◆ What the exercise asks
The full set of records must be set down verbatim.

BEGIN

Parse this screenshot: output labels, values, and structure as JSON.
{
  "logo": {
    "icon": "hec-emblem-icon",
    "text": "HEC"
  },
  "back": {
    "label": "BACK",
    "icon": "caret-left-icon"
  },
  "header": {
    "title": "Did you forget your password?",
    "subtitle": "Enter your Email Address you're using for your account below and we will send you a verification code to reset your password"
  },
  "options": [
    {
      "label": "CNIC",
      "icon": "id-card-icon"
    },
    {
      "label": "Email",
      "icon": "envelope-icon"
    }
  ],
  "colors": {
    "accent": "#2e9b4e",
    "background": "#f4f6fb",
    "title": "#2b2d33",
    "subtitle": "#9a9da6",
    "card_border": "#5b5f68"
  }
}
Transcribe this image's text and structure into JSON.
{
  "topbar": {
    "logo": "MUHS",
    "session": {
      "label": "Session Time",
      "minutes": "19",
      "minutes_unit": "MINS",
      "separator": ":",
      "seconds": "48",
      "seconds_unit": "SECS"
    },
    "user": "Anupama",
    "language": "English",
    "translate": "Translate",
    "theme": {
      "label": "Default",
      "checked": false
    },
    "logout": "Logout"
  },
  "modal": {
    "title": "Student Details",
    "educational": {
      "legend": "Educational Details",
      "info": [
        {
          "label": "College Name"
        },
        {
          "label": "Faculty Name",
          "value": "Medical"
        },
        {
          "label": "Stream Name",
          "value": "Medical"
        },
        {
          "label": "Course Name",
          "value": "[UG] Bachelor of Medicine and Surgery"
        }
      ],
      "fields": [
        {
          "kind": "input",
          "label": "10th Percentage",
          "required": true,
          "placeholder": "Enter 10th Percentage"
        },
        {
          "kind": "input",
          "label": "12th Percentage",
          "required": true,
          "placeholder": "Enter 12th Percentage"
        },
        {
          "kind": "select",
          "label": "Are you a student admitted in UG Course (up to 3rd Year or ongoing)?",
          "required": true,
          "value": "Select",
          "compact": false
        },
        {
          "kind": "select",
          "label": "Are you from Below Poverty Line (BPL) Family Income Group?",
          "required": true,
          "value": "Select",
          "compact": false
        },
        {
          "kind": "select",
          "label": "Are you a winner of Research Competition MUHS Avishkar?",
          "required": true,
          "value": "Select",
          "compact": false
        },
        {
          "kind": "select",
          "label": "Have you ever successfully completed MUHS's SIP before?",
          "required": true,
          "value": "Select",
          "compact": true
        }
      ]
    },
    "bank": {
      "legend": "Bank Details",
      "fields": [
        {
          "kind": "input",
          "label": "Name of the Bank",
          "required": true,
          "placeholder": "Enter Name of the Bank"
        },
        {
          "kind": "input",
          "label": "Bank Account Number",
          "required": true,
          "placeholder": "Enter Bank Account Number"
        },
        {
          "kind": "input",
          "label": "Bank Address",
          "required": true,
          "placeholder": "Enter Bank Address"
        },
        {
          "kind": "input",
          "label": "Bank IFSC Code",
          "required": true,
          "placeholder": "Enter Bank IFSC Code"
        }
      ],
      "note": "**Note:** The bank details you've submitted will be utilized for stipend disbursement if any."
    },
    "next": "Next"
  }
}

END

◆ Answer to this exercise
Parse this screenshot: output labels, values, and structure as JSON.
{
  "logo": {
    "icon": "hec-emblem-icon",
    "text": "HEC"
  },
  "back": {
    "label": "BACK",
    "icon": "caret-left-icon"
  },
  "header": {
    "title": "Did you forget your password?",
    "subtitle": "Enter your Email Address you're using for your account below and we will send you a verification code to reset your password"
  },
  "options": [
    {
      "label": "CNIC",
      "icon": "id-card-icon"
    },
    {
      "label": "Email",
      "icon": "envelope-icon"
    }
  ],
  "colors": {
    "accent": "#2e9b4e",
    "background": "#f4f6fb",
    "title": "#2b2d33",
    "subtitle": "#9a9da6",
    "card_border": "#5b5f68"
  }
}
Transcribe this image's text and structure into JSON.
{
  "topbar": {
    "logo": "MUHS",
    "session": {
      "label": "Session Time",
      "minutes": "19",
      "minutes_unit": "MINS",
      "separator": ":",
      "seconds": "48",
      "seconds_unit": "SECS"
    },
    "user": "Anupama",
    "language": "English",
    "translate": "Translate",
    "theme": {
      "label": "Default",
      "checked": false
    },
    "logout": "Logout"
  },
  "modal": {
    "title": "Student Details",
    "educational": {
      "legend": "Educational Details",
      "info": [
        {
          "label": "College Name"
        },
        {
          "label": "Faculty Name",
          "value": "Medical"
        },
        {
          "label": "Stream Name",
          "value": "Medical"
        },
        {
          "label": "Course Name",
          "value": "[UG] Bachelor of Medicine and Surgery"
        }
      ],
      "fields": [
        {
          "kind": "input",
          "label": "10th Percentage",
          "required": true,
          "placeholder": "Enter 10th Percentage"
        },
        {
          "kind": "input",
          "label": "12th Percentage",
          "required": true,
          "placeholder": "Enter 12th Percentage"
        },
        {
          "kind": "select",
          "label": "Are you a student admitted in UG Course (up to 3rd Year or ongoing)?",
          "required": true,
          "value": "Select",
          "compact": false
        },
        {
          "kind": "select",
          "label": "Are you from Below Poverty Line (BPL) Family Income Group?",
          "required": true,
          "value": "Select",
          "compact": false
        },
        {
          "kind": "select",
          "label": "Are you a winner of Research Competition MUHS Avishkar?",
          "required": true,
          "value": "Select",
          "compact": false
        },
        {
          "kind": "select",
          "label": "Have you ever successfully completed MUHS's SIP before?",
          "required": true,
          "value": "Select",
          "compact": true
        }
      ]
    },
    "bank": {
      "legend": "Bank Details",
      "fields": [
        {
          "kind": "input",
          "label": "Name of the Bank",
          "required": true,
          "placeholder": "Enter Name of the Bank"
        },
        {
          "kind": "input",
          "label": "Bank Account Number",
          "required": true,
          "placeholder": "Enter Bank Account Number"
        },
        {
          "kind": "input",
          "label": "Bank Address",
          "required": true,
          "placeholder": "Enter Bank Address"
        },
        {
          "kind": "input",
          "label": "Bank IFSC Code",
          "required": true,
          "placeholder": "Enter Bank IFSC Code"
        }
      ],
      "note": "**Note:** The bank details you've submitted will be utilized for stipend disbursement if any."
    },
    "next": "Next"
  }
}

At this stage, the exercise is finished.